Nobody’s talked about it, but we do know that if we’re going to try to play a show like we did a couple years ago, it’s very high-powered and swift and using the most popular songs from each record. That music is complex enough and sequencers lines and samples that we’d have to get someone to coexist with on stage that would do what Bob did. I have some candidates, but we’re not doing that right now. We’re sticking our necks out and doing it as the four of us.
The last Record Store Day, you released the Devo Live at Max’s Kansas City in 1977 album. Do you have any distinct memories?
We actually only played there three times, but every time was a big deal. Of course the last time was while David Bowie was in talks to produce our record (Q: Are We Not Men? A: We Are Devo!) and he came on stage to introduce us. It was kind of over-the-top shocking the whole night. I just remember that we played without effort because the adrenalin rush had us so high.
Bowie wanted to produce the record but he kept delaying work because he had too many of his own projects going on at the time. By the time he pushed our recording dates for the third time, I had run out of patience and thought we were missing our point of entry. Just like how a space capsule has to enter back into the atmosphere at a certain point or it misses it forever. The Talking Heads had just put out their album 77 in December of 1977 and that was followed by the B-52s and I said “This is bullshit.” We communicated to David that we were going to have to go with someone else and he said he’d send Brian Eno to check us out and that we should talk with him. So that’s what happened. We hung out with Eno in New York and he said, “Let’s go do it.”
The idea of being a geek in the late ’70s carried a stigma, but Devo wore it as a badge of honor. Today you have guys like Steve Jobs and Neil DeGrasse Tyson that are considered heroes and roll models. Do you think the geeks won?
I do and I don’t. In a limited way, what won was a chance for people who valued information and innovation over power and mean spiritedness to win. If your ideas are good enough, you can win and I like to think that we paved the way for that. For the main part of society, we’re back to people not being interested in originality. Look at the music, look at the films. Everything is a franchise; everything is a reboot or a sequel.

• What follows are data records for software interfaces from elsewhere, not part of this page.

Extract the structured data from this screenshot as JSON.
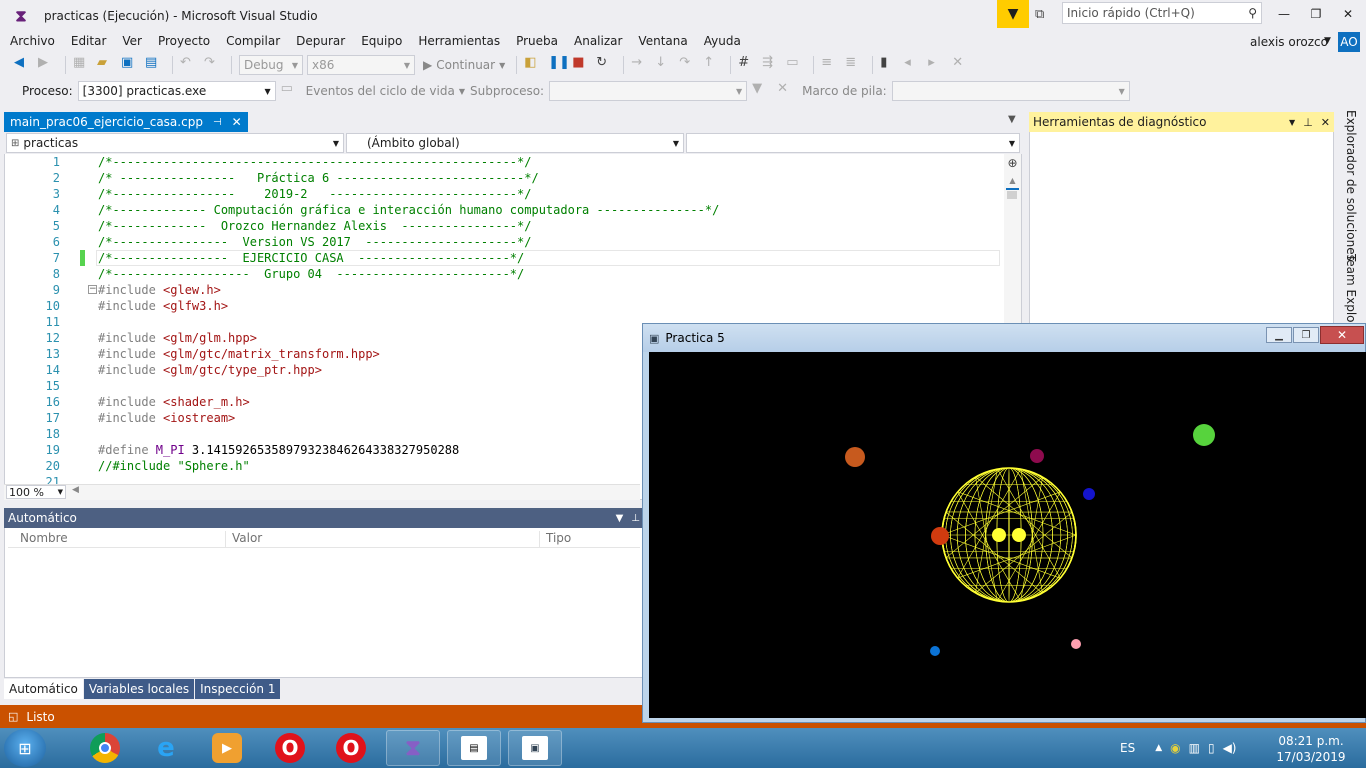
{
  "window": {
    "title": "practicas (Ejecución) - Microsoft Visual Studio",
    "quick_launch_placeholder": "Inicio rápido (Ctrl+Q)",
    "controls": {
      "minimize": "—",
      "maximize": "❐",
      "close": "✕"
    }
  },
  "menu": [
    "Archivo",
    "Editar",
    "Ver",
    "Proyecto",
    "Compilar",
    "Depurar",
    "Equipo",
    "Herramientas",
    "Prueba",
    "Analizar",
    "Ventana",
    "Ayuda"
  ],
  "user": {
    "name": "alexis orozco",
    "initials": "AO",
    "avatar_color": "#0e70c0"
  },
  "toolbar": {
    "config": "Debug",
    "platform": "x86",
    "continue_label": "Continuar"
  },
  "debug_bar": {
    "process_label": "Proceso:",
    "process_value": "[3300] practicas.exe",
    "lifecycle_label": "Eventos del ciclo de vida",
    "thread_label": "Subproceso:",
    "stack_label": "Marco de pila:"
  },
  "editor": {
    "tab_name": "main_prac06_ejercicio_casa.cpp",
    "scope_project": "practicas",
    "scope_global": "(Ámbito global)",
    "zoom": "100 %",
    "lines": [
      {
        "n": "1",
        "parts": [
          {
            "c": "cm",
            "t": "/*--------------------------------------------------------*/"
          }
        ]
      },
      {
        "n": "2",
        "parts": [
          {
            "c": "cm",
            "t": "/* ----------------   Práctica 6 --------------------------*/"
          }
        ]
      },
      {
        "n": "3",
        "parts": [
          {
            "c": "cm",
            "t": "/*-----------------    2019-2   --------------------------*/"
          }
        ]
      },
      {
        "n": "4",
        "parts": [
          {
            "c": "cm",
            "t": "/*------------- Computación gráfica e interacción humano computadora ---------------*/"
          }
        ]
      },
      {
        "n": "5",
        "parts": [
          {
            "c": "cm",
            "t": "/*-------------  Orozco Hernandez Alexis  ----------------*/"
          }
        ]
      },
      {
        "n": "6",
        "parts": [
          {
            "c": "cm",
            "t": "/*----------------  Version VS 2017  ---------------------*/"
          }
        ]
      },
      {
        "n": "7",
        "parts": [
          {
            "c": "cm",
            "t": "/*----------------  EJERCICIO CASA  ---------------------*/"
          }
        ]
      },
      {
        "n": "8",
        "parts": [
          {
            "c": "cm",
            "t": "/*-------------------  Grupo 04  ------------------------*/"
          }
        ]
      },
      {
        "n": "9",
        "parts": [
          {
            "c": "kw",
            "t": "#include "
          },
          {
            "c": "str",
            "t": "<glew.h>"
          }
        ]
      },
      {
        "n": "10",
        "parts": [
          {
            "c": "kw",
            "t": "#include "
          },
          {
            "c": "str",
            "t": "<glfw3.h>"
          }
        ]
      },
      {
        "n": "11",
        "parts": []
      },
      {
        "n": "12",
        "parts": [
          {
            "c": "kw",
            "t": "#include "
          },
          {
            "c": "str",
            "t": "<glm/glm.hpp>"
          }
        ]
      },
      {
        "n": "13",
        "parts": [
          {
            "c": "kw",
            "t": "#include "
          },
          {
            "c": "str",
            "t": "<glm/gtc/matrix_transform.hpp>"
          }
        ]
      },
      {
        "n": "14",
        "parts": [
          {
            "c": "kw",
            "t": "#include "
          },
          {
            "c": "str",
            "t": "<glm/gtc/type_ptr.hpp>"
          }
        ]
      },
      {
        "n": "15",
        "parts": []
      },
      {
        "n": "16",
        "parts": [
          {
            "c": "kw",
            "t": "#include "
          },
          {
            "c": "str",
            "t": "<shader_m.h>"
          }
        ]
      },
      {
        "n": "17",
        "parts": [
          {
            "c": "kw",
            "t": "#include "
          },
          {
            "c": "str",
            "t": "<iostream>"
          }
        ]
      },
      {
        "n": "18",
        "parts": []
      },
      {
        "n": "19",
        "parts": [
          {
            "c": "kw",
            "t": "#define "
          },
          {
            "c": "mac",
            "t": "M_PI"
          },
          {
            "c": "tx",
            "t": " 3.14159265358979323846264338327950288"
          }
        ]
      },
      {
        "n": "20",
        "parts": [
          {
            "c": "cm",
            "t": "//#include \"Sphere.h\""
          }
        ]
      },
      {
        "n": "21",
        "parts": []
      }
    ]
  },
  "diagnostics": {
    "title": "Herramientas de diagnóstico"
  },
  "side_tabs": [
    "Explorador de soluciones",
    "Team Explorer"
  ],
  "autos": {
    "title": "Automático",
    "columns": [
      "Nombre",
      "Valor",
      "Tipo"
    ],
    "tabs": [
      "Automático",
      "Variables locales",
      "Inspección 1"
    ]
  },
  "status": {
    "text": "Listo",
    "color": "#ca5100"
  },
  "gl_window": {
    "title": "Practica 5",
    "sun_color": "#ffff33",
    "planets": [
      {
        "color": "#c75a1e"
      },
      {
        "color": "#8e0b4e"
      },
      {
        "color": "#57d33d"
      },
      {
        "color": "#1414cc"
      },
      {
        "color": "#d13b0f"
      },
      {
        "color": "#0b73d6"
      },
      {
        "color": "#ff9fb0"
      }
    ]
  },
  "taskbar": {
    "lang": "ES",
    "time": "08:21 p.m.",
    "date": "17/03/2019"
  }
}
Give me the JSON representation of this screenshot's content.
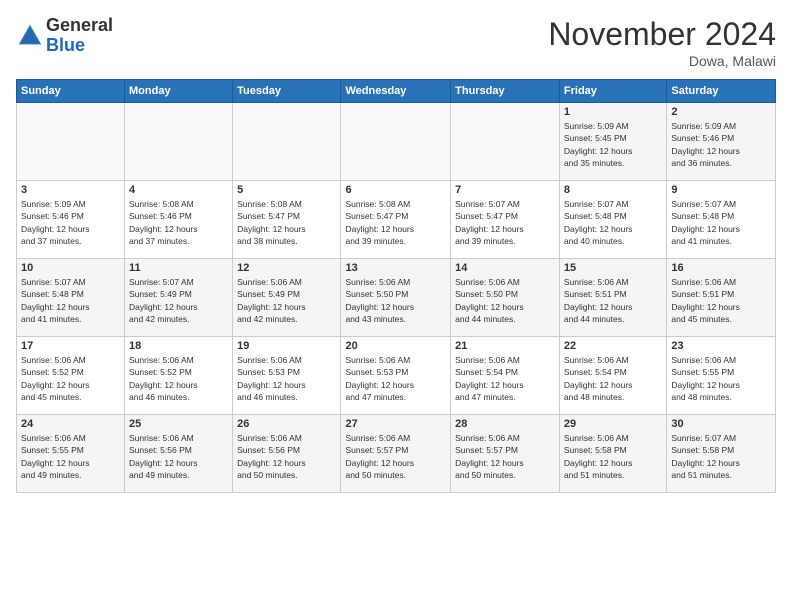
{
  "logo": {
    "general": "General",
    "blue": "Blue"
  },
  "title": "November 2024",
  "location": "Dowa, Malawi",
  "weekdays": [
    "Sunday",
    "Monday",
    "Tuesday",
    "Wednesday",
    "Thursday",
    "Friday",
    "Saturday"
  ],
  "weeks": [
    [
      {
        "day": "",
        "info": ""
      },
      {
        "day": "",
        "info": ""
      },
      {
        "day": "",
        "info": ""
      },
      {
        "day": "",
        "info": ""
      },
      {
        "day": "",
        "info": ""
      },
      {
        "day": "1",
        "info": "Sunrise: 5:09 AM\nSunset: 5:45 PM\nDaylight: 12 hours\nand 35 minutes."
      },
      {
        "day": "2",
        "info": "Sunrise: 5:09 AM\nSunset: 5:46 PM\nDaylight: 12 hours\nand 36 minutes."
      }
    ],
    [
      {
        "day": "3",
        "info": "Sunrise: 5:09 AM\nSunset: 5:46 PM\nDaylight: 12 hours\nand 37 minutes."
      },
      {
        "day": "4",
        "info": "Sunrise: 5:08 AM\nSunset: 5:46 PM\nDaylight: 12 hours\nand 37 minutes."
      },
      {
        "day": "5",
        "info": "Sunrise: 5:08 AM\nSunset: 5:47 PM\nDaylight: 12 hours\nand 38 minutes."
      },
      {
        "day": "6",
        "info": "Sunrise: 5:08 AM\nSunset: 5:47 PM\nDaylight: 12 hours\nand 39 minutes."
      },
      {
        "day": "7",
        "info": "Sunrise: 5:07 AM\nSunset: 5:47 PM\nDaylight: 12 hours\nand 39 minutes."
      },
      {
        "day": "8",
        "info": "Sunrise: 5:07 AM\nSunset: 5:48 PM\nDaylight: 12 hours\nand 40 minutes."
      },
      {
        "day": "9",
        "info": "Sunrise: 5:07 AM\nSunset: 5:48 PM\nDaylight: 12 hours\nand 41 minutes."
      }
    ],
    [
      {
        "day": "10",
        "info": "Sunrise: 5:07 AM\nSunset: 5:48 PM\nDaylight: 12 hours\nand 41 minutes."
      },
      {
        "day": "11",
        "info": "Sunrise: 5:07 AM\nSunset: 5:49 PM\nDaylight: 12 hours\nand 42 minutes."
      },
      {
        "day": "12",
        "info": "Sunrise: 5:06 AM\nSunset: 5:49 PM\nDaylight: 12 hours\nand 42 minutes."
      },
      {
        "day": "13",
        "info": "Sunrise: 5:06 AM\nSunset: 5:50 PM\nDaylight: 12 hours\nand 43 minutes."
      },
      {
        "day": "14",
        "info": "Sunrise: 5:06 AM\nSunset: 5:50 PM\nDaylight: 12 hours\nand 44 minutes."
      },
      {
        "day": "15",
        "info": "Sunrise: 5:06 AM\nSunset: 5:51 PM\nDaylight: 12 hours\nand 44 minutes."
      },
      {
        "day": "16",
        "info": "Sunrise: 5:06 AM\nSunset: 5:51 PM\nDaylight: 12 hours\nand 45 minutes."
      }
    ],
    [
      {
        "day": "17",
        "info": "Sunrise: 5:06 AM\nSunset: 5:52 PM\nDaylight: 12 hours\nand 45 minutes."
      },
      {
        "day": "18",
        "info": "Sunrise: 5:06 AM\nSunset: 5:52 PM\nDaylight: 12 hours\nand 46 minutes."
      },
      {
        "day": "19",
        "info": "Sunrise: 5:06 AM\nSunset: 5:53 PM\nDaylight: 12 hours\nand 46 minutes."
      },
      {
        "day": "20",
        "info": "Sunrise: 5:06 AM\nSunset: 5:53 PM\nDaylight: 12 hours\nand 47 minutes."
      },
      {
        "day": "21",
        "info": "Sunrise: 5:06 AM\nSunset: 5:54 PM\nDaylight: 12 hours\nand 47 minutes."
      },
      {
        "day": "22",
        "info": "Sunrise: 5:06 AM\nSunset: 5:54 PM\nDaylight: 12 hours\nand 48 minutes."
      },
      {
        "day": "23",
        "info": "Sunrise: 5:06 AM\nSunset: 5:55 PM\nDaylight: 12 hours\nand 48 minutes."
      }
    ],
    [
      {
        "day": "24",
        "info": "Sunrise: 5:06 AM\nSunset: 5:55 PM\nDaylight: 12 hours\nand 49 minutes."
      },
      {
        "day": "25",
        "info": "Sunrise: 5:06 AM\nSunset: 5:56 PM\nDaylight: 12 hours\nand 49 minutes."
      },
      {
        "day": "26",
        "info": "Sunrise: 5:06 AM\nSunset: 5:56 PM\nDaylight: 12 hours\nand 50 minutes."
      },
      {
        "day": "27",
        "info": "Sunrise: 5:06 AM\nSunset: 5:57 PM\nDaylight: 12 hours\nand 50 minutes."
      },
      {
        "day": "28",
        "info": "Sunrise: 5:06 AM\nSunset: 5:57 PM\nDaylight: 12 hours\nand 50 minutes."
      },
      {
        "day": "29",
        "info": "Sunrise: 5:06 AM\nSunset: 5:58 PM\nDaylight: 12 hours\nand 51 minutes."
      },
      {
        "day": "30",
        "info": "Sunrise: 5:07 AM\nSunset: 5:58 PM\nDaylight: 12 hours\nand 51 minutes."
      }
    ]
  ]
}
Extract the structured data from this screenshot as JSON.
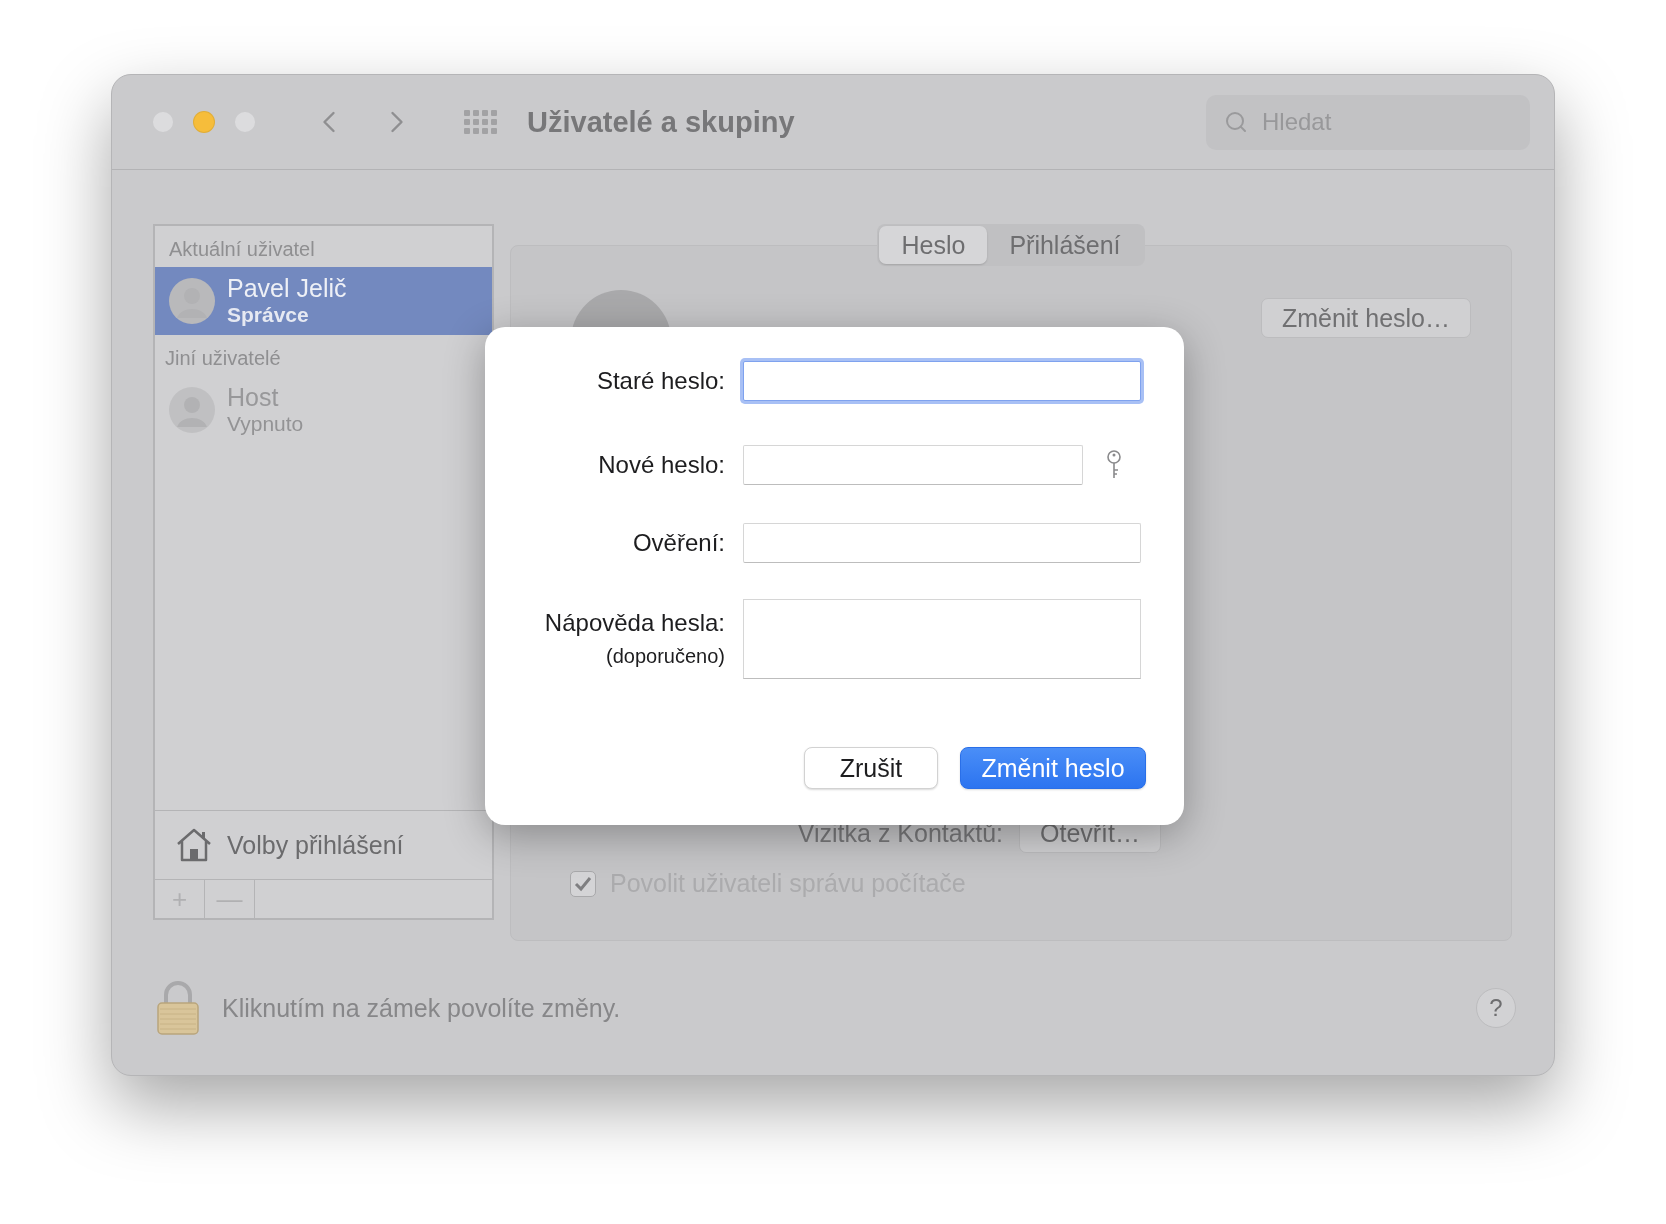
{
  "window": {
    "title": "Uživatelé a skupiny",
    "search": {
      "placeholder": "Hledat"
    }
  },
  "sidebar": {
    "sections": [
      {
        "heading": "Aktuální uživatel",
        "users": [
          {
            "name": "Pavel Jelič",
            "role": "Správce",
            "selected": true,
            "disabled": false
          }
        ]
      },
      {
        "heading": "Jiní uživatelé",
        "users": [
          {
            "name": "Host",
            "role": "Vypnuto",
            "selected": false,
            "disabled": true
          }
        ]
      }
    ],
    "login_options": "Volby přihlášení",
    "buttons": [
      "+",
      "—"
    ]
  },
  "tabs": [
    {
      "label": "Heslo",
      "selected": true
    },
    {
      "label": "Přihlášení",
      "selected": false
    }
  ],
  "account": {
    "change_password": "Změnit heslo…",
    "contact_card_label": "Vizitka z Kontaktů:",
    "open_button": "Otevřít…",
    "admin": {
      "label": "Povolit uživateli správu počítače",
      "checked": true
    }
  },
  "lock": {
    "text": "Kliknutím na zámek povolíte změny."
  },
  "help": "?",
  "dialog": {
    "fields": [
      {
        "kind": "line",
        "label": "Staré heslo:",
        "focused": true
      },
      {
        "kind": "key",
        "label": "Nové heslo:",
        "focused": false
      },
      {
        "kind": "line",
        "label": "Ověření:",
        "focused": false
      },
      {
        "kind": "area",
        "label": "Nápověda hesla:",
        "note": "(doporučeno)",
        "focused": false
      }
    ],
    "buttons": [
      {
        "label": "Zrušit",
        "default": false
      },
      {
        "label": "Změnit heslo",
        "default": true
      }
    ]
  }
}
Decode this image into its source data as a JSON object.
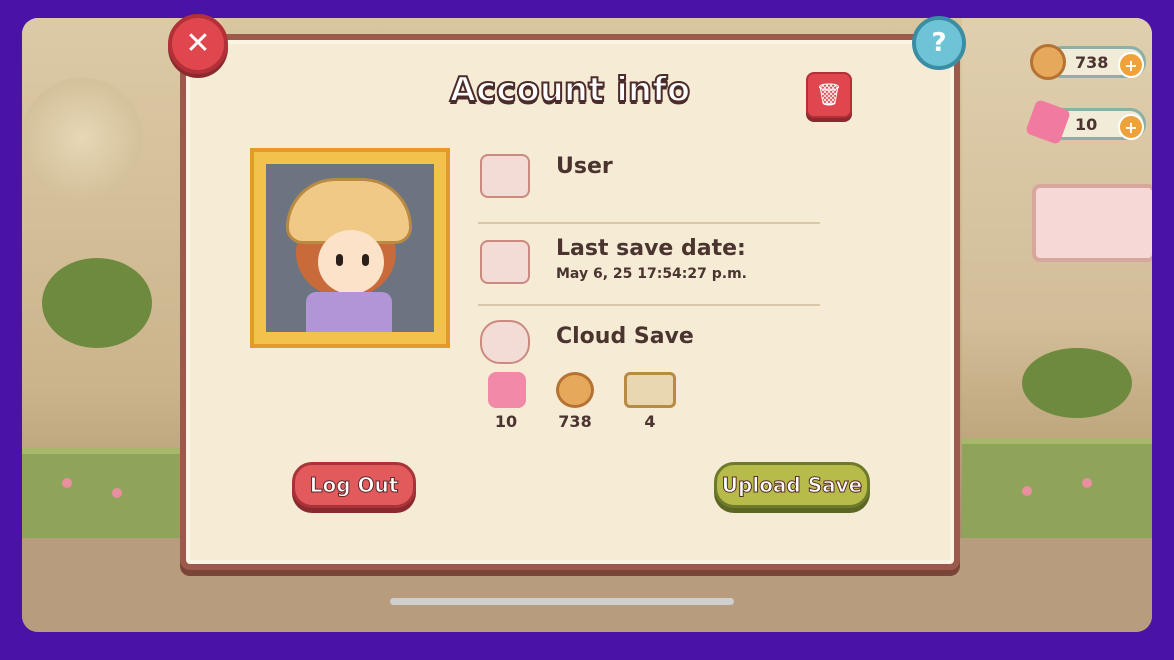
{
  "panel": {
    "title": "Account info",
    "close_symbol": "✕",
    "help_symbol": "?",
    "trash_symbol": "🗑"
  },
  "user": {
    "label": "User",
    "name": ""
  },
  "last_save": {
    "label": "Last save date:",
    "value": "May 6, 25  17:54:27 p.m."
  },
  "cloud_save": {
    "label": "Cloud Save",
    "stats": [
      {
        "icon": "gem-icon",
        "value": "10"
      },
      {
        "icon": "button-coin-icon",
        "value": "738"
      },
      {
        "icon": "map-icon",
        "value": "4"
      }
    ]
  },
  "buttons": {
    "logout": "Log Out",
    "upload": "Upload Save"
  },
  "hud": {
    "coins": "738",
    "gems": "10",
    "plus_symbol": "+"
  },
  "colors": {
    "frame": "#4a12a6",
    "panel": "#f6ecd6",
    "panel_border": "#9b5a4c",
    "red_button": "#e25a5c",
    "green_button": "#b7bb4a"
  }
}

You’ve worked in music and directed commercials and now you have a new venture with your own vineyard called 50 by 50.
It’s been a lifelong love and I’ve never had the opportunity. Then some people came forward with some money. If you’re a public figure, all too often you can make a celebrity project out of it. You can go up to Napa and find somebody to bottle a wine you have nothing to do with and just put your name on it.
Like KISS wine?
Yeah, this is the opposite of that.
Do you have any bottle suggestions for the discerning Village Voice reader?
I can tell you with the new climate that we live in, rose is hitting the spot right now. Of course there’s nothing better than a rose from Provence like Whispering Angel or Domain Ott. If you’re a person that has the tastes of a younger more aggressive macho guy that wants big, fruity, deep, hit you in the face red wine, as much as I love California wine, I’d have to advise a good French Bordeaux but a third or fourth growth unless you have deep pockets.
What do you think the future looks like for Devo?
That’s a good question since we’ve always been about the future. We don’t know. That’s why we’re doing this tour the way we’re doing it as just the four of us because we can’t deal with that right now. This tour is a healing process for the band and it’s going to be pretty cathartic and unhinged. They’ll never see something like this from Devo again.